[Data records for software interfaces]
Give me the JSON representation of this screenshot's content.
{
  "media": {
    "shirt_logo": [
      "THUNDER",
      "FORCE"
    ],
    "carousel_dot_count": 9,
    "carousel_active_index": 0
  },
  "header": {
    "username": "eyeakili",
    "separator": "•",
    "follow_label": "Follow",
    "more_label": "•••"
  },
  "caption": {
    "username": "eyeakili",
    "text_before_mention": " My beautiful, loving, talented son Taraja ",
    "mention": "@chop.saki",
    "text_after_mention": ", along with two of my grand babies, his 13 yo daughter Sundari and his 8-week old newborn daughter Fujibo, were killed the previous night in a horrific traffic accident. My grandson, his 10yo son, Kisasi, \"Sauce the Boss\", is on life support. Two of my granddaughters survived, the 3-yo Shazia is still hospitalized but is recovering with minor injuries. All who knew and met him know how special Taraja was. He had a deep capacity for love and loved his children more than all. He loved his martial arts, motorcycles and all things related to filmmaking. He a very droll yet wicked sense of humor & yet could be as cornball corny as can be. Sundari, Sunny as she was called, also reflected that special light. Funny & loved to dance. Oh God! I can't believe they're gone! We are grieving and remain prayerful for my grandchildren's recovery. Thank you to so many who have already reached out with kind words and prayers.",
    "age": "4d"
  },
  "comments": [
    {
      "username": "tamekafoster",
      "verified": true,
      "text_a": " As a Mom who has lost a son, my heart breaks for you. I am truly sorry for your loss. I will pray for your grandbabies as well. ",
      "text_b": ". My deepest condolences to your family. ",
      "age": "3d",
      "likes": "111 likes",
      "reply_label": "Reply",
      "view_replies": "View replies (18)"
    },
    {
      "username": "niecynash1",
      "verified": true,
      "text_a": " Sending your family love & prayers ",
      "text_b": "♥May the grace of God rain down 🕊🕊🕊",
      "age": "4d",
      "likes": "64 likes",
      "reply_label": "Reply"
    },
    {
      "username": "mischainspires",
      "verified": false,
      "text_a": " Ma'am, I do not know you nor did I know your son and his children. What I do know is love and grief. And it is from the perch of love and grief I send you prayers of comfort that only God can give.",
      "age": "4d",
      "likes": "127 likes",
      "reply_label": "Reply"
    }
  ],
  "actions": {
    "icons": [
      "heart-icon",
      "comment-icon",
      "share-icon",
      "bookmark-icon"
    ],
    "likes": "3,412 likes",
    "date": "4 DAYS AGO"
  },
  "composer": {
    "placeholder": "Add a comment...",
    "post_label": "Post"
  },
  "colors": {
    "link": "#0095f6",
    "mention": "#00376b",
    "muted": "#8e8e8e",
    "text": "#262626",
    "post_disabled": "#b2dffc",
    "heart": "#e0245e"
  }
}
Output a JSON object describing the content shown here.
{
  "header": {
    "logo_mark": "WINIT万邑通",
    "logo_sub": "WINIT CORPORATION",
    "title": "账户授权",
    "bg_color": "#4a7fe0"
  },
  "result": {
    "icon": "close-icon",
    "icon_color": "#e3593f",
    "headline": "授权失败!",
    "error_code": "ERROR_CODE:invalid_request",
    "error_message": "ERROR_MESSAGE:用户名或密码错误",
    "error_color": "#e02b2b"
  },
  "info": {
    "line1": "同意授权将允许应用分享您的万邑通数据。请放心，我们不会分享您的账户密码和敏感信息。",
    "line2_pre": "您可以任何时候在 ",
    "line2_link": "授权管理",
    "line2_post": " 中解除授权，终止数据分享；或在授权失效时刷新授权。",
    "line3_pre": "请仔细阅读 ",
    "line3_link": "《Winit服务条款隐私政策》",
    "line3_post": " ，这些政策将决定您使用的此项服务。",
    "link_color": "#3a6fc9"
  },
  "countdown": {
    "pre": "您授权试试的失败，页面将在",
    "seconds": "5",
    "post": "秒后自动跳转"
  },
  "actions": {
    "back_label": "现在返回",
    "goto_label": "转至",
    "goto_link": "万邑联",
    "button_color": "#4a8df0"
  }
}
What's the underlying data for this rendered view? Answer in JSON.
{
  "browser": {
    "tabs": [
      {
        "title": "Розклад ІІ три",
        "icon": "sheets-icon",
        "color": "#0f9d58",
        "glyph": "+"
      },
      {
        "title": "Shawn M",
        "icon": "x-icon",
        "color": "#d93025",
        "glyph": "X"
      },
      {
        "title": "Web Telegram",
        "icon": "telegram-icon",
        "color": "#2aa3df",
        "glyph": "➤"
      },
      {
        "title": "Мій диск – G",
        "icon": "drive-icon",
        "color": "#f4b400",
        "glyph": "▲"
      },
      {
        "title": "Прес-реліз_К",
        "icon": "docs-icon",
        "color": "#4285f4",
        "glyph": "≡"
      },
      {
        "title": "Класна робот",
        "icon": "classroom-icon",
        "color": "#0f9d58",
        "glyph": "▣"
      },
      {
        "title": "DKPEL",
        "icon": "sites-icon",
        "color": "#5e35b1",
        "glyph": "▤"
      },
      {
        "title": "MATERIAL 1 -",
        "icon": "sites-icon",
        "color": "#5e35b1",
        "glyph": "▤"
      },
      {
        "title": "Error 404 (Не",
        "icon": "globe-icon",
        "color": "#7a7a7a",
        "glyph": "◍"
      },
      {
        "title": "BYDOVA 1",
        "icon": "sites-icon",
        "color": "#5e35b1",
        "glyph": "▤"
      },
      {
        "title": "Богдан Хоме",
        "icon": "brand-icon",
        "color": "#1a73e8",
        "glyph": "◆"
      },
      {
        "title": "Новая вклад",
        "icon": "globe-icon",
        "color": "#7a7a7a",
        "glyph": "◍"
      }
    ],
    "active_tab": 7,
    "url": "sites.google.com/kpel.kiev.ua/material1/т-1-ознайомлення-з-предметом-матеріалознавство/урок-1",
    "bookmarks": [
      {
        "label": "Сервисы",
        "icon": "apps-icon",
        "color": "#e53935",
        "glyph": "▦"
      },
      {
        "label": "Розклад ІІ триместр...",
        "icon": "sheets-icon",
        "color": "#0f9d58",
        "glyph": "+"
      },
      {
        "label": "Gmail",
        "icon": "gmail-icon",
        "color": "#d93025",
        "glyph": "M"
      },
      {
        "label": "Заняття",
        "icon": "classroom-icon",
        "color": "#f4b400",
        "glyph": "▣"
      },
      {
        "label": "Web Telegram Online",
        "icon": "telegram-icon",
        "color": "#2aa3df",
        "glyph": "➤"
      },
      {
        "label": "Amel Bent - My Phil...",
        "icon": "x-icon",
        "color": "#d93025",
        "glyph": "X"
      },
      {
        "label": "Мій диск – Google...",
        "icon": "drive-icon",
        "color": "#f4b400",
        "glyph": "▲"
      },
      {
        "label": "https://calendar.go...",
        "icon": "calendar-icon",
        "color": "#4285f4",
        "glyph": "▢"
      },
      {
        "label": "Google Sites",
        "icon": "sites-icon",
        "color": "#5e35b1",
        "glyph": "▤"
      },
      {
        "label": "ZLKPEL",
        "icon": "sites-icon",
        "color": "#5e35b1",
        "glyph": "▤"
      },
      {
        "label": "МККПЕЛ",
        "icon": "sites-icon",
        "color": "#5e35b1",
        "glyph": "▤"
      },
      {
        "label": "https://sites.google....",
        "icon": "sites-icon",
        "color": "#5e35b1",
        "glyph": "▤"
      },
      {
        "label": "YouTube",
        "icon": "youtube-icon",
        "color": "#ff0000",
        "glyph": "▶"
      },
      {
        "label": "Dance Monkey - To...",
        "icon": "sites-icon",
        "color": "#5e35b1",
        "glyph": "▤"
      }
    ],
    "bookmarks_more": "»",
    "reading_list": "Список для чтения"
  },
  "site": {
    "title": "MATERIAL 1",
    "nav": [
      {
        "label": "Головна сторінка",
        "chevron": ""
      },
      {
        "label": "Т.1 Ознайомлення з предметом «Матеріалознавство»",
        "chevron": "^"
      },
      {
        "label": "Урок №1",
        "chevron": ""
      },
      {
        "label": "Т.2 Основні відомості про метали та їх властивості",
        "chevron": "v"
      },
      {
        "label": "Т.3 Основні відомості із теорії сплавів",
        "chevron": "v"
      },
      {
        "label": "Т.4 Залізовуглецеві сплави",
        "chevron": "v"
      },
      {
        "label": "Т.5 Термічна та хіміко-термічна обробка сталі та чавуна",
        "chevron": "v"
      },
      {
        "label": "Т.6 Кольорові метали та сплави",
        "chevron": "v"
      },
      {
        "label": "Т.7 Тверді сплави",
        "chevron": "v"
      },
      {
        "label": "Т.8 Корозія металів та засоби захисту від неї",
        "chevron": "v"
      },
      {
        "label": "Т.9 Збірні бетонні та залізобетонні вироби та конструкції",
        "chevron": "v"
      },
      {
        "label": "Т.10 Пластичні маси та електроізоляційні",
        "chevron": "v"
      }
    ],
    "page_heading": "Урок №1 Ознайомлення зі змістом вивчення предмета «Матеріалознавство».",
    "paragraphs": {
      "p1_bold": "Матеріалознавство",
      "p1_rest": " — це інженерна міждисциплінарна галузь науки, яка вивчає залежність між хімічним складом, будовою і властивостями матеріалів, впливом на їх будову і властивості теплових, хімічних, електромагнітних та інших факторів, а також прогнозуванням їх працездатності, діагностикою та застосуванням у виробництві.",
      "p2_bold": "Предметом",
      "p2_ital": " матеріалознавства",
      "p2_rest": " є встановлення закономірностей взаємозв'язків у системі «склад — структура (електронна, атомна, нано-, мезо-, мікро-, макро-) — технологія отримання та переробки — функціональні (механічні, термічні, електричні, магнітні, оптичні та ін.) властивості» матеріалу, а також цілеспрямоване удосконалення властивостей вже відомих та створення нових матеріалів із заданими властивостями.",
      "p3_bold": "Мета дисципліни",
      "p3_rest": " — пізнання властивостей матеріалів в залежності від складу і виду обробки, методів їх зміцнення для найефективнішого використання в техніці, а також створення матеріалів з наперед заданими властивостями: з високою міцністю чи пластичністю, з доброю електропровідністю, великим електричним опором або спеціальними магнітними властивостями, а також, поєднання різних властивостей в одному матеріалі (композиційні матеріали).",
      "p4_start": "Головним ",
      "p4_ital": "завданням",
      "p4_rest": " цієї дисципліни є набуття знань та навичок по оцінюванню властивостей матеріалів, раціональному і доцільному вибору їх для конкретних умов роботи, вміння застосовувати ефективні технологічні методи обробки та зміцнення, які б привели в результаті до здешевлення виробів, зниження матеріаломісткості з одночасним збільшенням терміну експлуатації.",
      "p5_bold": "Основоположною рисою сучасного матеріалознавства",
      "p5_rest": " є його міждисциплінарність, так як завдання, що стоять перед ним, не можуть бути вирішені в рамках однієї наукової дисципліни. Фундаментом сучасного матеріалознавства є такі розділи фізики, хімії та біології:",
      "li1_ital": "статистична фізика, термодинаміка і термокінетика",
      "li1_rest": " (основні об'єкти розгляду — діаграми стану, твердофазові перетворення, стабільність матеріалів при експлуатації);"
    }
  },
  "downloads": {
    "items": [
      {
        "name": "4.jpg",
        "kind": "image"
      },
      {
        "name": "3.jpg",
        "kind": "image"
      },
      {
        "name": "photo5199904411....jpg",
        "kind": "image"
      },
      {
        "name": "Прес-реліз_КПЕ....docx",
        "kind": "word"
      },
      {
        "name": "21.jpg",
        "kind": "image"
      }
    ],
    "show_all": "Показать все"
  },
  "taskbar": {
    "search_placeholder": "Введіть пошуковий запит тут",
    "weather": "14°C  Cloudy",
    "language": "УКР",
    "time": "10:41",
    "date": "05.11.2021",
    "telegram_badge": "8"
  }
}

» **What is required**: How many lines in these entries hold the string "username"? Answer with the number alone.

» **Task answer**: 5